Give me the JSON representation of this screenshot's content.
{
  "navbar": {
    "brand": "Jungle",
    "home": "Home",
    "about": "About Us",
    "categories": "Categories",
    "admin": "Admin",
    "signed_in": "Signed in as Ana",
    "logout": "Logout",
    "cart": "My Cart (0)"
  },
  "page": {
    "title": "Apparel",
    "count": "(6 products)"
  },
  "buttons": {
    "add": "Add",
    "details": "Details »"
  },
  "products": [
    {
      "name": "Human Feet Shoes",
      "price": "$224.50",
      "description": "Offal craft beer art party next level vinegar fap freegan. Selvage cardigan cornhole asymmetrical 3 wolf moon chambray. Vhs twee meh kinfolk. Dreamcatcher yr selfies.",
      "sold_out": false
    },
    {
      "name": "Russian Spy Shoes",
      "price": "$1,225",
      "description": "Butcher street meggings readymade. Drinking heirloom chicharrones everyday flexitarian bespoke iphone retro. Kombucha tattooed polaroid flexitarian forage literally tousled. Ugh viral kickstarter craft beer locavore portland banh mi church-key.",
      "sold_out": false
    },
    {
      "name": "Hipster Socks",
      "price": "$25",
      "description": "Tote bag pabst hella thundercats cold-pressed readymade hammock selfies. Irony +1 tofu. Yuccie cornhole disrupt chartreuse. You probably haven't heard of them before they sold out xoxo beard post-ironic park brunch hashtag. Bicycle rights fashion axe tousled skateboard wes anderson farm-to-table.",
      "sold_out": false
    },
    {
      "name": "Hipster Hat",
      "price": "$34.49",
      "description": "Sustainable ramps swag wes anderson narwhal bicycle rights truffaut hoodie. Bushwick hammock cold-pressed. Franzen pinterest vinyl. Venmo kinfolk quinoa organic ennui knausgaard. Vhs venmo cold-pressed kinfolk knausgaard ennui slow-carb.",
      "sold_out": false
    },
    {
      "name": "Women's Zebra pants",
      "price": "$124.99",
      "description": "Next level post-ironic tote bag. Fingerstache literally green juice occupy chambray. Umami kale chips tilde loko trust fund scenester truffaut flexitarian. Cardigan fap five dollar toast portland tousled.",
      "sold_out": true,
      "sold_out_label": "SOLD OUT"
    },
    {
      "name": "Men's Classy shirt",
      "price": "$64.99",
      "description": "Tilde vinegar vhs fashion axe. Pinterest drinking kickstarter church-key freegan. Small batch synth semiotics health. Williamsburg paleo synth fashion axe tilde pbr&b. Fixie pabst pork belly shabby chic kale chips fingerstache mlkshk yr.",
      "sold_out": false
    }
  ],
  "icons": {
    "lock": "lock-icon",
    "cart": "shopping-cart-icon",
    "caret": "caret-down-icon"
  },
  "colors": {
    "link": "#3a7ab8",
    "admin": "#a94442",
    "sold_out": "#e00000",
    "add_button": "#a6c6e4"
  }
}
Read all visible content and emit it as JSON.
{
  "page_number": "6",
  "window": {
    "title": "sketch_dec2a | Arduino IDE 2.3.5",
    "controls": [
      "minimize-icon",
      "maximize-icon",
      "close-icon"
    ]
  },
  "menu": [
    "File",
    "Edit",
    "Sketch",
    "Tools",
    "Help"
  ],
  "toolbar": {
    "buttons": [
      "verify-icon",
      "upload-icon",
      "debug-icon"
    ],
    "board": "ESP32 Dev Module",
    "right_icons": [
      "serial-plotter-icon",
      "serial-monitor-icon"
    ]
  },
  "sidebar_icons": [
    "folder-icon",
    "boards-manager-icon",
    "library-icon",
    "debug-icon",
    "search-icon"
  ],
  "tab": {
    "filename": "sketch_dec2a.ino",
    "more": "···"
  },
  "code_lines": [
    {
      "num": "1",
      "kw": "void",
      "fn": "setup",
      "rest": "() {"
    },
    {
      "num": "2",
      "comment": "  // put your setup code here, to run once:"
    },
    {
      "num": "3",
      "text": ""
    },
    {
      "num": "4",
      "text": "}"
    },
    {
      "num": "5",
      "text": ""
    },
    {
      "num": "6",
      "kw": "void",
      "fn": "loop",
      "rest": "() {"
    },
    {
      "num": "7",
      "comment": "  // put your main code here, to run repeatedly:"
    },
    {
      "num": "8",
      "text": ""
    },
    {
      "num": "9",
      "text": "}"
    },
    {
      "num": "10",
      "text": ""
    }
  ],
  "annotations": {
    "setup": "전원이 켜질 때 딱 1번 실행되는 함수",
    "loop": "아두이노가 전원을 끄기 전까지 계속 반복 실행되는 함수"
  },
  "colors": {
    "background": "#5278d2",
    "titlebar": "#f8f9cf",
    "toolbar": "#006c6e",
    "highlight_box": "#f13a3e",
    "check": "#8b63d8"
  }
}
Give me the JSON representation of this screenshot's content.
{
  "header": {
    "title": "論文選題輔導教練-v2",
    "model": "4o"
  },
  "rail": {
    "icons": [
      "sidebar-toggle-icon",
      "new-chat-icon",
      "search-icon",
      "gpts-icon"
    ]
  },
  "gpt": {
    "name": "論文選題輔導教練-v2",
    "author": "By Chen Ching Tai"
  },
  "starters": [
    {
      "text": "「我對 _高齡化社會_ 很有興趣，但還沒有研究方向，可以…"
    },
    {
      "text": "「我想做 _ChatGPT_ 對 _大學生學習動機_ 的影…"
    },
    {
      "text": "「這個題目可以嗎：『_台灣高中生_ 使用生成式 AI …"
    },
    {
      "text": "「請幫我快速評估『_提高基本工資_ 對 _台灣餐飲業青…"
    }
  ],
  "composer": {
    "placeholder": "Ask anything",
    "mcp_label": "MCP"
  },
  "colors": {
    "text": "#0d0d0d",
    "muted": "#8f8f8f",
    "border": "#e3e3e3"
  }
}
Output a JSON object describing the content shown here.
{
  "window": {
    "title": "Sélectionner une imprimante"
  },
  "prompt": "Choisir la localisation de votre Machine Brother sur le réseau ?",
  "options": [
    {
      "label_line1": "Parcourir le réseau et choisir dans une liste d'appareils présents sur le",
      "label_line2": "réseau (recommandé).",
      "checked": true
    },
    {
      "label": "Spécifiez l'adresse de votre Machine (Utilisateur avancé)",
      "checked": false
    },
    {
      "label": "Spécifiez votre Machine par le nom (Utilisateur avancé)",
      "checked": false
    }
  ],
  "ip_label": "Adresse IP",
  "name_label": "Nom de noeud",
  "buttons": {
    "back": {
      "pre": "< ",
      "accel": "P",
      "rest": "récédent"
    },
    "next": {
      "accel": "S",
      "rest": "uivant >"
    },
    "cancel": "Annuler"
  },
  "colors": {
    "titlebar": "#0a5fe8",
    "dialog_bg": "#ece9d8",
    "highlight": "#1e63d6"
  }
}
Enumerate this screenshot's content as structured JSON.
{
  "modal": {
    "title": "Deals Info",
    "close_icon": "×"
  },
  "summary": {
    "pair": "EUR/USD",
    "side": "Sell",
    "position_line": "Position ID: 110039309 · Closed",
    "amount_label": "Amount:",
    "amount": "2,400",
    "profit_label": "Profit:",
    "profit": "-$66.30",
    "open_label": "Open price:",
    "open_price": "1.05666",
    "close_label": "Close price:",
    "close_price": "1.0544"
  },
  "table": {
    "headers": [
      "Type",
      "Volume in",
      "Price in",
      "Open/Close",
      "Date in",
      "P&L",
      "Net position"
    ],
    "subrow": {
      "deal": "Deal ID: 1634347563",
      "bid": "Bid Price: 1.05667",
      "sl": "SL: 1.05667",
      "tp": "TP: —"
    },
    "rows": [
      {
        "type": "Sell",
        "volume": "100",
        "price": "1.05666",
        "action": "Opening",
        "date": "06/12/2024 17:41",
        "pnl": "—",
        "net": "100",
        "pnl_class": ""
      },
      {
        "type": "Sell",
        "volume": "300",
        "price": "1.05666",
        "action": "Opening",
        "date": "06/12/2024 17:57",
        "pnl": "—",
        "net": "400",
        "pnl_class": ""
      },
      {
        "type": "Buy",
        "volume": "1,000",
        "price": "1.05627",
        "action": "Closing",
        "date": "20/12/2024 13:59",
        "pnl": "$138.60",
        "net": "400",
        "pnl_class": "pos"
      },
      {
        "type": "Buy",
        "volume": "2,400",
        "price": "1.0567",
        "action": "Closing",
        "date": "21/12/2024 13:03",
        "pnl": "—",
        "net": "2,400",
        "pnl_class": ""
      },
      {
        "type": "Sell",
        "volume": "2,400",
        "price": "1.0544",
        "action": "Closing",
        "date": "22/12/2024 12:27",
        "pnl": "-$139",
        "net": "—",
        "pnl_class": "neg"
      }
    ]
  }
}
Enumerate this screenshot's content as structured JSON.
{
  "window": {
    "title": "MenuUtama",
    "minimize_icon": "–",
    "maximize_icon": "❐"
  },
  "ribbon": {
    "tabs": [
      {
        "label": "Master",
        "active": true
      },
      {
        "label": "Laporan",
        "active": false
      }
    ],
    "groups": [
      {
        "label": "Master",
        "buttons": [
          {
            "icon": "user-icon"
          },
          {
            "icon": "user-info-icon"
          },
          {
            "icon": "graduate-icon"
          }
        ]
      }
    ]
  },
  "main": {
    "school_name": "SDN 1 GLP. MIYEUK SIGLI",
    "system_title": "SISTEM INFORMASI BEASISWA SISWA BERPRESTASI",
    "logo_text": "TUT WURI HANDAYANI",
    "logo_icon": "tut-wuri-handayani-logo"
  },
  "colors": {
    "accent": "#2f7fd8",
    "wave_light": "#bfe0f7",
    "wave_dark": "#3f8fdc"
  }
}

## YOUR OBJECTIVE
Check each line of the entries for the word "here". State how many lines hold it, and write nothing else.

## WRITTEN REPLY
3